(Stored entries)
»»

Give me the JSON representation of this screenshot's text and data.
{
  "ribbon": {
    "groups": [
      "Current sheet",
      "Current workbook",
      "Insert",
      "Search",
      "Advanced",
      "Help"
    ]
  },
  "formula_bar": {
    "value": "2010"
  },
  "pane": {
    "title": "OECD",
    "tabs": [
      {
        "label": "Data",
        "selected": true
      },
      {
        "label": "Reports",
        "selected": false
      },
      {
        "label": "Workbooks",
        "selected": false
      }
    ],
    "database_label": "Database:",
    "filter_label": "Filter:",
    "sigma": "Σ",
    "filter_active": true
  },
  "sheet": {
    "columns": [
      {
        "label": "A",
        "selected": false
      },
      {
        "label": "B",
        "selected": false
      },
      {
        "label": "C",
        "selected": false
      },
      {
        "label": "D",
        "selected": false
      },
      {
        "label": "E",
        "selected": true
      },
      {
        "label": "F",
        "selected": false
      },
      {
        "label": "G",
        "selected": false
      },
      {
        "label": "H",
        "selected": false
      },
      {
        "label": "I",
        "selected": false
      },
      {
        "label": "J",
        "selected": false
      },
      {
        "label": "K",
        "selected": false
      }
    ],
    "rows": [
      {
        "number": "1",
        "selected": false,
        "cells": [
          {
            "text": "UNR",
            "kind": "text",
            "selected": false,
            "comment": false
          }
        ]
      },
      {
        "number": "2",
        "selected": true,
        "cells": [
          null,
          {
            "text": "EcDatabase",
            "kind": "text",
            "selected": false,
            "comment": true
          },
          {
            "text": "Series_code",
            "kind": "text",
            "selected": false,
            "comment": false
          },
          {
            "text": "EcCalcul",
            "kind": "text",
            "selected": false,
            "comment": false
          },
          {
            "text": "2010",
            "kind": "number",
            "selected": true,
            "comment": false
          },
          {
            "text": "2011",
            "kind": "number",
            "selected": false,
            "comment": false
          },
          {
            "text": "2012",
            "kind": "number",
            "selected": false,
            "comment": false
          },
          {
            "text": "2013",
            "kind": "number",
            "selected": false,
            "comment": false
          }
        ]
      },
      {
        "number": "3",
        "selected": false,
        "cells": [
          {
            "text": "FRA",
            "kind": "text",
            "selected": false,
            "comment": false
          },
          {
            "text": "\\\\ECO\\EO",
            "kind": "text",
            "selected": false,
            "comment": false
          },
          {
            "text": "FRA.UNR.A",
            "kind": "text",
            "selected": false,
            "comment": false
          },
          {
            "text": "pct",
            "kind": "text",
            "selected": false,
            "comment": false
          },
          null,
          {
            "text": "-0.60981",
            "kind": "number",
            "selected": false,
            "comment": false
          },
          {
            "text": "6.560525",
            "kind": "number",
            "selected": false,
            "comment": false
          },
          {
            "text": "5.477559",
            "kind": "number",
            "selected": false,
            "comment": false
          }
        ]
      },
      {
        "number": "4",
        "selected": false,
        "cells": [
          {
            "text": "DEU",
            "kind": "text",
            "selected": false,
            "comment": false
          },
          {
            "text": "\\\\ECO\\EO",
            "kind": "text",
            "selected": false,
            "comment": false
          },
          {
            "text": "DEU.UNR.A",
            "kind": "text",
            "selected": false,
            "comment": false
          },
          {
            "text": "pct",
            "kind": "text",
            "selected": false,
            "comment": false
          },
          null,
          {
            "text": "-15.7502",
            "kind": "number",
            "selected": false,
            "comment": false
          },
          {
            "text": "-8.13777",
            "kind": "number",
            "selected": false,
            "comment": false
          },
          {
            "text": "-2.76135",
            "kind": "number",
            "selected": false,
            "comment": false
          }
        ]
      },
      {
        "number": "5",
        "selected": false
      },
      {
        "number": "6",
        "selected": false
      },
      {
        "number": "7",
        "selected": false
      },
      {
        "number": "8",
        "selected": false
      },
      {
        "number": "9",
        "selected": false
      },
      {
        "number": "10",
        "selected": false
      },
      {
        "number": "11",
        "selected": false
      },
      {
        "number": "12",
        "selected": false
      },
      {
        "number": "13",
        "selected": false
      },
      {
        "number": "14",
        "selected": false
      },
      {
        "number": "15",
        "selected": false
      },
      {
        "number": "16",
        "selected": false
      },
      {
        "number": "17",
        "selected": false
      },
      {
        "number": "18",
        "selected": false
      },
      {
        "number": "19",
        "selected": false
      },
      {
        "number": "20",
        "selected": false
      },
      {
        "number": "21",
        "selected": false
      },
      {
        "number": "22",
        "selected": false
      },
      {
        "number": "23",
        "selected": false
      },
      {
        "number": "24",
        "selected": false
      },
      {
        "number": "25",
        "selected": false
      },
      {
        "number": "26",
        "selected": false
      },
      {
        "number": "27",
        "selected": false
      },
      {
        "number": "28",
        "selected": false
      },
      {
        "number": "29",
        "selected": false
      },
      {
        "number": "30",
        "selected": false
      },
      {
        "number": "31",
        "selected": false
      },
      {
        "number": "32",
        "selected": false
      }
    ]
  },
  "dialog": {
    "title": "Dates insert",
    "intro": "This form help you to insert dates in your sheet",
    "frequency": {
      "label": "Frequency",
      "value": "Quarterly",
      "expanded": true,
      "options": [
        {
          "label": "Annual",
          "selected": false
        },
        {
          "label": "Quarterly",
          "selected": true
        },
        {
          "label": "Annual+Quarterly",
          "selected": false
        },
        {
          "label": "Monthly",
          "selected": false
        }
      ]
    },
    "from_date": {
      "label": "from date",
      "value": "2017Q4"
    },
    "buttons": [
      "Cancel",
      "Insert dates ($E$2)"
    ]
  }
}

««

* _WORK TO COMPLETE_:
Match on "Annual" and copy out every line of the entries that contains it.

* _ANSWER BOX_:
          "label": "Annual",
          "label": "Annual+Quarterly",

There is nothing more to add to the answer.